that will ensure a safe and efficient structure. If the stresses throughout
the chamber under the anticipated load conditions are accurately known, then
the chamber can be built and can be expected to operate successfully with a
very high probability that failure will not occur. This concept forms the
underlying philosophy for the ASME Code, Section VIII, Division 2. This
philosophy puts the burden of proof upon the designer, requiring the designer
of a pressure vessel to determine by use of mathematical and/or experimental
means the predicted stress conditions in the vessel under the anticipated
load conditions. He must show that the stresses to be developed in the
chamber will be equal to or less than a set of stress limits which are
imposed by the Code for the particular materials to be used. The Code itself
does not specify the manner by which these stresses shall be determined. In
a few instances, the Code allows a designer to by-pass detailed analysis if
he chooses to conform his design of specific penetrations and fittings to
those detailed in some of the Code's sections.
When a pressure vessel is being designed in accordance with
Section VIII, Division 2, and a cyclic ,life in excess of 5,000 cycles is

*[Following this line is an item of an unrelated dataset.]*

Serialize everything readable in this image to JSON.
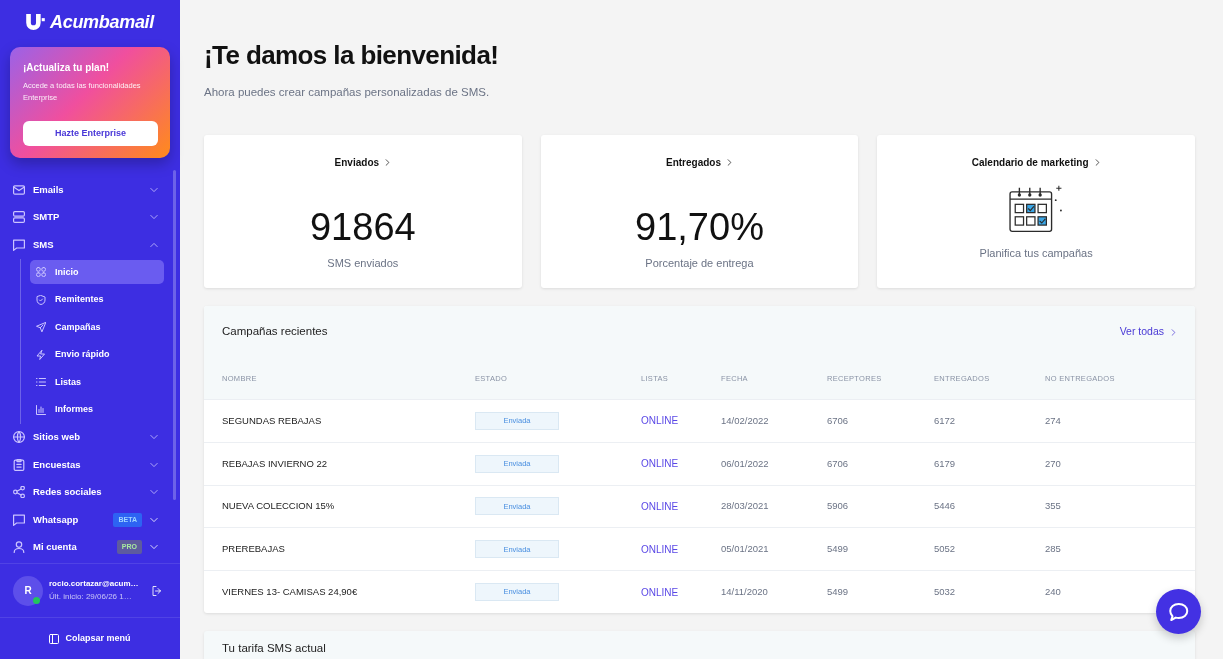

desired, it may be necessary to consider the fatigue life of the vessel. The
procedure for determining whether a fatigue analysis is required is presented
in Section VIII, Division 2, Appendix 5, Mandatory Design Based on Fatigue
MANUFACTURER'S DESIGN REPORT.
Manufacturer's Design Report. The manufacturer, or his design
agent, furnishes a design report, including calculations and drawings, which
show that the design complies with the design specification.
format. However, it must be emphasized that the burden of proof of the
adequacy of a design lies with the designer. The design report should be
clear and concise, and justify the use of all design procedures and
materials. If design practices are followed that are not covered by the Code
or are in some other manner deviant from specified practices, then the
USER'S DESIGN SPECIFICATION. Before a designer can plan a facility,
user, usually with the assistance of the designer, must develop a complete
"User's Design Specification." In this specification, the user must spell out
in considerable detail the full range of performance required of the
facility. The information to be included in this Design Specification is
listed in the ASME Code, Division 1, Section U-2, and in Division 2, Article
G-3 of Part AG and Article D-1 of Part AD. In general, the "User's Design
Specification" will provide as a minimum the following information:
Maximum internal working pressures, including static loads.
Required sizes and dimensions.
Maximum and minimum operating temperatures.